Wednesday, January 13, 2016
Senate bill tackles health care reimbursements
The teacher took the gun and the child, whose father was in prison for murder, was admitted to a psychiatric hospital – but a Medicaid managed-care organization refused to pay for this treatment, said The Ridge Behavioral Health Systems CEO Nina Eisner. She used the example while testifying at today’s meeting of the Senate Standing Committee on Health and Welfare.
Eisner spoke in support of Senate Bill 20. The legislation would create an independent review process for health care providers to appeal claims that have been denied by managed-care organizations (MCOs), private companies contracted by Kentucky to administer Medicaid. Under the current structure, appeals have to be made directly to the MCOs.
Currently about 1.1 million individuals are served via MCOs in Kentucky, and this accounts for about 69 percent of the total state Medicaid budget. Last year Kentucky renegotiated the MCO contracts in hopes of reducing the number of disputes over rejected claims but health providers testified that it’s still an ongoing problem.
Eisner, who is also the chairwoman of the 42-member Kentucky Association of Hospitals Psychiatric and Chemical Dependency Forum, said there are examples all over the state of patients with homicidal ideations unable to get their care paid for by MCOs.
“Senate Bill 20 is a very important piece of legislation to us because it gives all Kentucky Medicaid providers access … to an independent appeal process to resolve legitimate disputes with Medicaid managed care organizations,” she said. “It is really untenable and it is also unreadable to expect Kentucky providers to deliver health care services for free. The bill gives providers nothing more than an opportunity for an independent administrative hearing to address legitimate disputes concerning medical necessity denials.”
Sen. Ralph Alvarado, R-Winchester, is the primary sponsor of SB 20. The legislation is modeled after, and nearly identical to, existing laws in Virginia and Georgia where three of the five Kentucky MCOs are already operating. Similar legislation was also introduced last year.

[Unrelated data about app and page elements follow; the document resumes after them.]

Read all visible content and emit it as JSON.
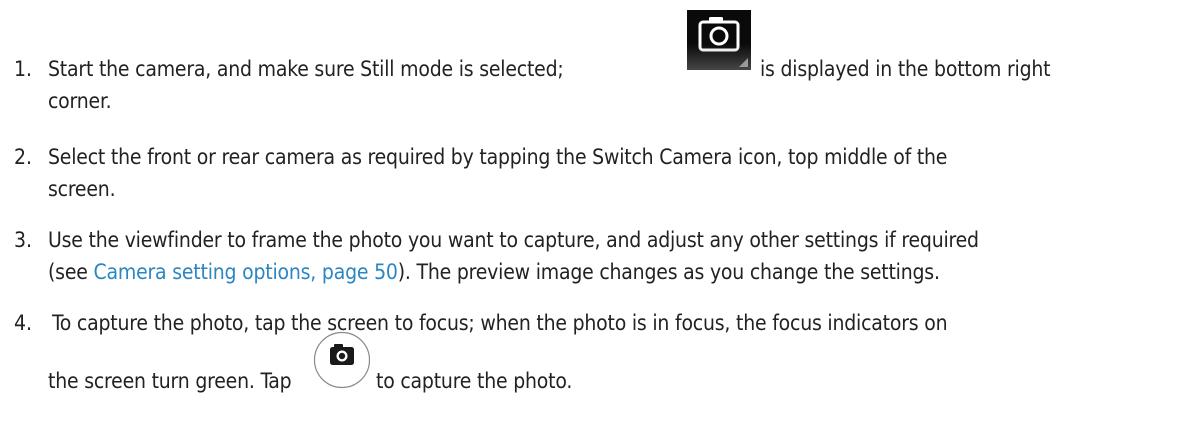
{
  "steps": [
    {
      "number": "1.",
      "lines": [
        "Start the camera, and make sure Still mode is selected;",
        "is displayed in the bottom right",
        "corner."
      ],
      "icon": "still-mode-camera-icon"
    },
    {
      "number": "2.",
      "lines": [
        "Select the front or rear camera as required by tapping the Switch Camera icon, top middle of the",
        "screen."
      ]
    },
    {
      "number": "3.",
      "lines": [
        "Use the viewfinder to frame the photo you want to capture, and adjust any other settings if required",
        "(see ",
        "Camera setting options, page 50",
        "). The preview image changes as you change the settings."
      ]
    },
    {
      "number": "4.",
      "lines": [
        "To capture the photo, tap the screen to focus; when the photo is in focus, the focus indicators on",
        "the screen turn green. Tap",
        "to capture the photo."
      ],
      "icon": "shutter-button-icon"
    }
  ],
  "colors": {
    "text": "#222222",
    "link": "#2b86c2"
  }
}
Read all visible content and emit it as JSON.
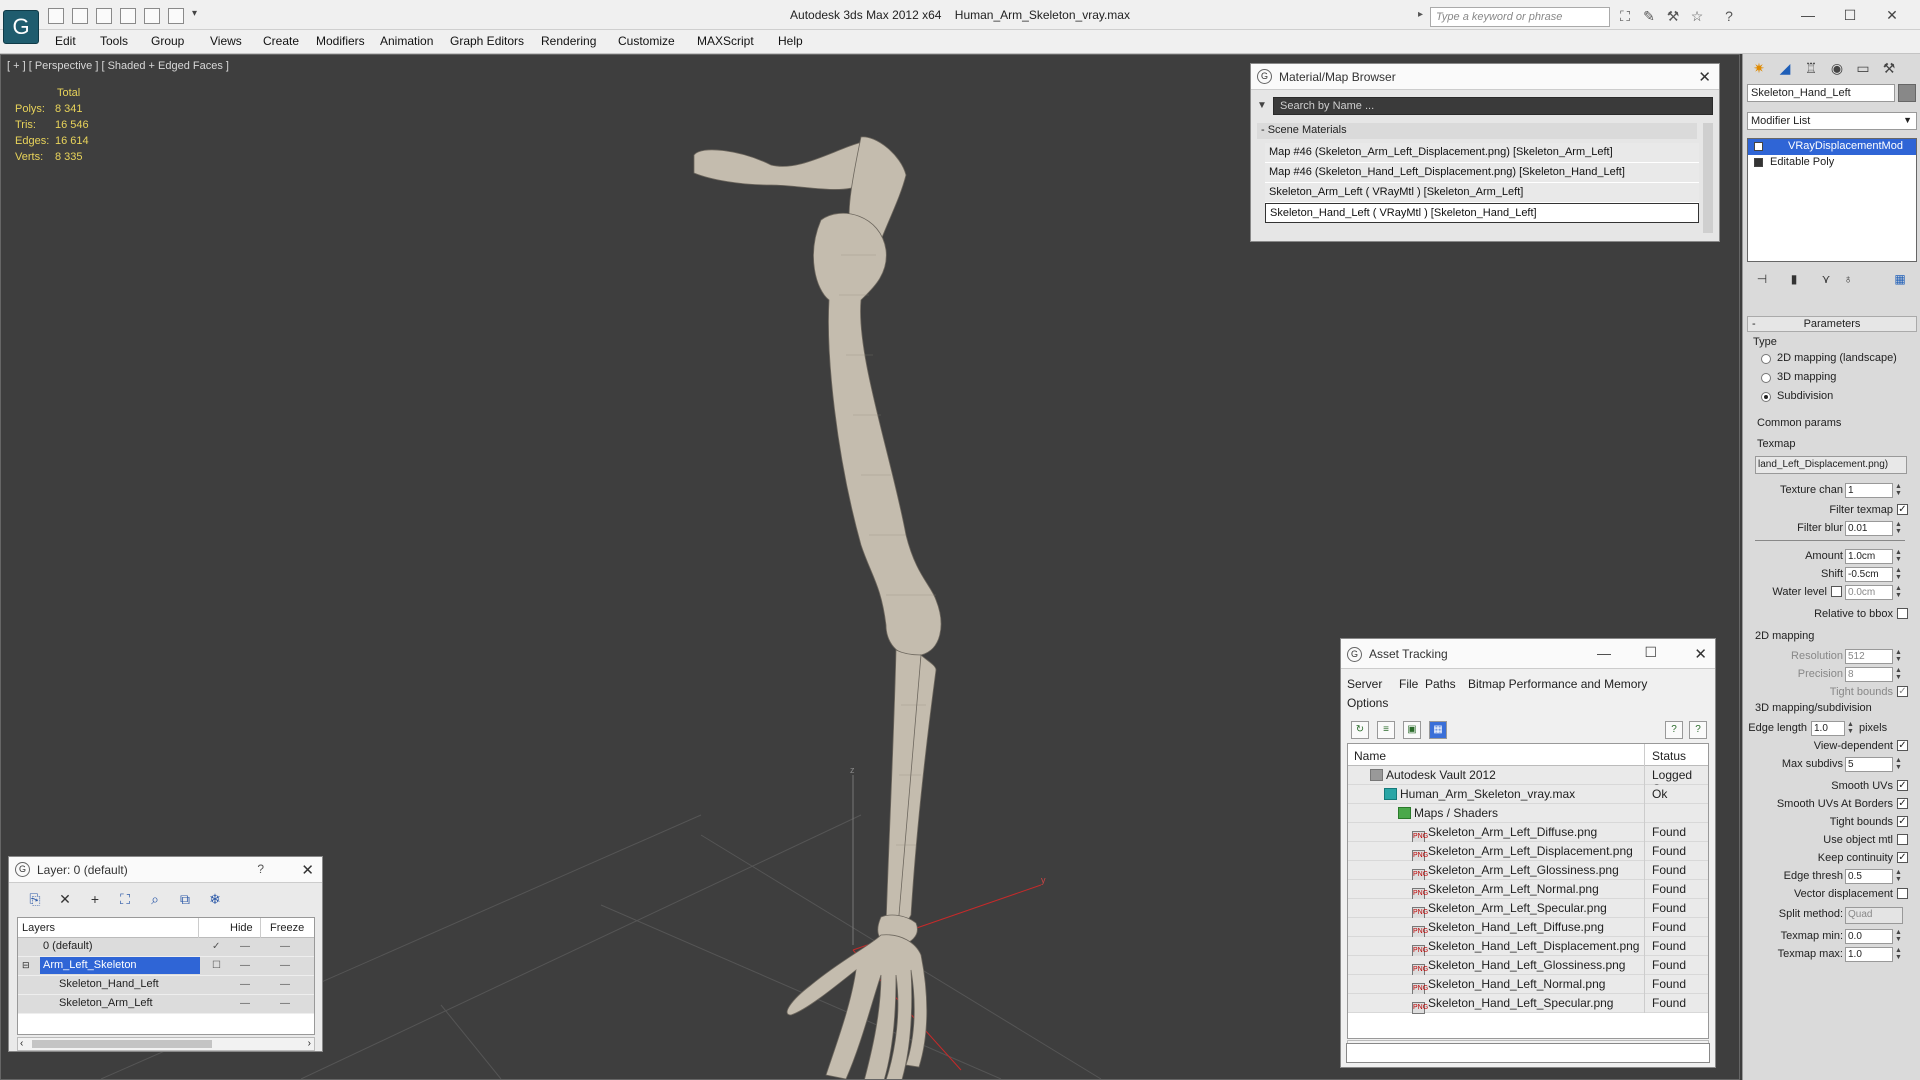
{
  "window": {
    "app_title": "Autodesk 3ds Max  2012 x64",
    "file_name": "Human_Arm_Skeleton_vray.max",
    "search_placeholder": "Type a keyword or phrase"
  },
  "menu": [
    "Edit",
    "Tools",
    "Group",
    "Views",
    "Create",
    "Modifiers",
    "Animation",
    "Graph Editors",
    "Rendering",
    "Customize",
    "MAXScript",
    "Help"
  ],
  "viewport": {
    "label": "[ + ] [ Perspective ] [ Shaded + Edged Faces ]",
    "stats_header": "Total",
    "stats": [
      {
        "k": "Polys:",
        "v": "8 341"
      },
      {
        "k": "Tris:",
        "v": "16 546"
      },
      {
        "k": "Edges:",
        "v": "16 614"
      },
      {
        "k": "Verts:",
        "v": "8 335"
      }
    ],
    "axis_z": "z",
    "axis_y": "y"
  },
  "material_browser": {
    "title": "Material/Map Browser",
    "search_placeholder": "Search by Name ...",
    "group": "- Scene Materials",
    "items": [
      "Map #46 (Skeleton_Arm_Left_Displacement.png) [Skeleton_Arm_Left]",
      "Map #46 (Skeleton_Hand_Left_Displacement.png) [Skeleton_Hand_Left]",
      "Skeleton_Arm_Left  ( VRayMtl )  [Skeleton_Arm_Left]",
      "Skeleton_Hand_Left  ( VRayMtl )  [Skeleton_Hand_Left]"
    ],
    "selected_index": 3
  },
  "asset_tracking": {
    "title": "Asset Tracking",
    "menu": [
      "Server",
      "File",
      "Paths",
      "Bitmap Performance and Memory"
    ],
    "menu2": "Options",
    "col_name": "Name",
    "col_status": "Status",
    "rows": [
      {
        "name": "Autodesk Vault 2012",
        "status": "Logged Out",
        "indent": 0,
        "icon": "vault"
      },
      {
        "name": "Human_Arm_Skeleton_vray.max",
        "status": "Ok",
        "indent": 1,
        "icon": "max"
      },
      {
        "name": "Maps / Shaders",
        "status": "",
        "indent": 2,
        "icon": "folder"
      },
      {
        "name": "Skeleton_Arm_Left_Diffuse.png",
        "status": "Found",
        "indent": 3,
        "icon": "png"
      },
      {
        "name": "Skeleton_Arm_Left_Displacement.png",
        "status": "Found",
        "indent": 3,
        "icon": "png"
      },
      {
        "name": "Skeleton_Arm_Left_Glossiness.png",
        "status": "Found",
        "indent": 3,
        "icon": "png"
      },
      {
        "name": "Skeleton_Arm_Left_Normal.png",
        "status": "Found",
        "indent": 3,
        "icon": "png"
      },
      {
        "name": "Skeleton_Arm_Left_Specular.png",
        "status": "Found",
        "indent": 3,
        "icon": "png"
      },
      {
        "name": "Skeleton_Hand_Left_Diffuse.png",
        "status": "Found",
        "indent": 3,
        "icon": "png"
      },
      {
        "name": "Skeleton_Hand_Left_Displacement.png",
        "status": "Found",
        "indent": 3,
        "icon": "png"
      },
      {
        "name": "Skeleton_Hand_Left_Glossiness.png",
        "status": "Found",
        "indent": 3,
        "icon": "png"
      },
      {
        "name": "Skeleton_Hand_Left_Normal.png",
        "status": "Found",
        "indent": 3,
        "icon": "png"
      },
      {
        "name": "Skeleton_Hand_Left_Specular.png",
        "status": "Found",
        "indent": 3,
        "icon": "png"
      }
    ],
    "png_badge": "PNG"
  },
  "layer_panel": {
    "title": "Layer: 0 (default)",
    "help": "?",
    "col_layers": "Layers",
    "col_hide": "Hide",
    "col_freeze": "Freeze",
    "rows": [
      {
        "name": "0 (default)",
        "indent": 0,
        "selected": false
      },
      {
        "name": "Arm_Left_Skeleton",
        "indent": 0,
        "selected": true
      },
      {
        "name": "Skeleton_Hand_Left",
        "indent": 1,
        "selected": false
      },
      {
        "name": "Skeleton_Arm_Left",
        "indent": 1,
        "selected": false
      }
    ]
  },
  "command_panel": {
    "object_name": "Skeleton_Hand_Left",
    "modifier_list": "Modifier List",
    "stack": [
      "VRayDisplacementMod",
      "Editable Poly"
    ],
    "params_title": "Parameters",
    "type_label": "Type",
    "type_options": [
      "2D mapping (landscape)",
      "3D mapping",
      "Subdivision"
    ],
    "type_selected": 2,
    "common_params": "Common params",
    "texmap_label": "Texmap",
    "texmap_value": "land_Left_Displacement.png)",
    "texture_chan_label": "Texture chan",
    "texture_chan": "1",
    "filter_texmap": "Filter texmap",
    "filter_blur_label": "Filter blur",
    "filter_blur": "0.01",
    "amount_label": "Amount",
    "amount": "1.0cm",
    "shift_label": "Shift",
    "shift": "-0.5cm",
    "water_level_label": "Water level",
    "water_level": "0.0cm",
    "relative_bbox": "Relative to bbox",
    "mapping2d": "2D mapping",
    "resolution_label": "Resolution",
    "resolution": "512",
    "precision_label": "Precision",
    "precision": "8",
    "tight_bounds": "Tight bounds",
    "mapping3d": "3D mapping/subdivision",
    "edge_length_label": "Edge length",
    "edge_length": "1.0",
    "pixels": "pixels",
    "view_dependent": "View-dependent",
    "max_subdivs_label": "Max subdivs",
    "max_subdivs": "5",
    "smooth_uvs": "Smooth UVs",
    "smooth_uvs_borders": "Smooth UVs At Borders",
    "tight_bounds2": "Tight bounds",
    "use_object_mtl": "Use object mtl",
    "keep_continuity": "Keep continuity",
    "edge_thresh_label": "Edge thresh",
    "edge_thresh": "0.5",
    "vector_displacement": "Vector displacement",
    "split_method_label": "Split method:",
    "split_method": "Quad",
    "texmap_min_label": "Texmap min:",
    "texmap_min": "0.0",
    "texmap_max_label": "Texmap max:",
    "texmap_max": "1.0"
  }
}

SB 20 calls for the Kentucky attorney general’s office to be the independent arbitrator, prompting Sen. Reginald Thomas, D-Lexington, to ask how much that will cost.
Alvarado said the appeals process costs Georgia, a state with three times the number of Medicaid patients, about $4 million per year. Alvarado added that he has asked legislative staff to come up with a cost estimate for Kentucky but said it could possibly be about a third of Georgia’s costs.
Thomas also expressed concern that there could be a potential conflict of interest with the attorney general’s office because it already investigates medical providers through the Office of Medicaid Fraud and Abuse.
Despite the concerns, the SB 20 unanimously passed the committee. It will now go to the full Senate for consideration.